One night, two countries, 10 designers, 80 looks, and an unprecedented number of black supermodels. It's nearly unthinkable that the 1973 Battle of Versailles Fashion Show, a testament to both American fashion and model diversity, went unnoticed for 40 years. "Only recently have people begun to recognize what a significant effect that evening had," director Fritz Mitchell tells us of his new documentary Battle at Versailles, which debuted on Apple TV's fashion streaming service M2M last night. "That's a great story to tell."
Even those familiar with the landmark event that pitted French designers (Yves Saint Laurent, Hubert de Givenchy, Emanuel Ungaro, Pierre Cardin, and Christian Dior) against their American contemporaries (Halston, Oscar de la Renta, Bill Blass, Stephen Burrows, and Anne Klein) will find something new in the M2M original.
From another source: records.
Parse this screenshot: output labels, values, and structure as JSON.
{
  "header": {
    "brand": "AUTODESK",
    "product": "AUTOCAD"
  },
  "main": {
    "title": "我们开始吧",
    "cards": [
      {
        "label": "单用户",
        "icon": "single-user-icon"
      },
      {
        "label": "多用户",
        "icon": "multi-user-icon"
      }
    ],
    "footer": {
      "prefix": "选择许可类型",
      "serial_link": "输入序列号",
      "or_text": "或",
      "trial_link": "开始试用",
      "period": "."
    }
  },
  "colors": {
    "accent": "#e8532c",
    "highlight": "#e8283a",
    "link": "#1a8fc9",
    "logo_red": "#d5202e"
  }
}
Mitchell obtained never-before-seen footage and exclusive interviews to capture the story and spirit of one of the most captivating nights in fashion history. "[Producer] Wendy Yamano always goes a step further," he says. "She found an NBC news canister that hadn't been seen since 1973. This included footage of Billie Blair as a genie pulling the chiffon handkerchief and Pat Cleveland twirling about." Other times they relied on pictures and memories of those who were in attendance to help shape the story. Where footage could not be obtained, the filmmakers recreated scenes using original clothing and accessories.
Much of the lingering fascination surrounding the original 1973 event stems from Team America's revolutionary approach to casting. While many of the young women who packed their bags for Paris later went on to become household names, the modest paycheck offered for the work (around $300) meant those who accepted it were wooed rather by the promise of excitement and spectacle. "For this job, the models needed to be dancers, performers, athletes," Mitchell says. "Many of the diverse models, including Pat Cleveland and Bethann Hardison, played a huge role in the Americans' success that evening and as a result went on to do a lot of work in Europe." The energy of the models was vital in securing an American victory. "I think Dennis Christopher said it best in the film when he recognized 'the Americans finally took seat at table,'" recalls the director. "This was a moment in history when American designers came out of the basement onto the first floor."
Stream Battle at Versailles on m2m.tv.
Text Hannah Ongley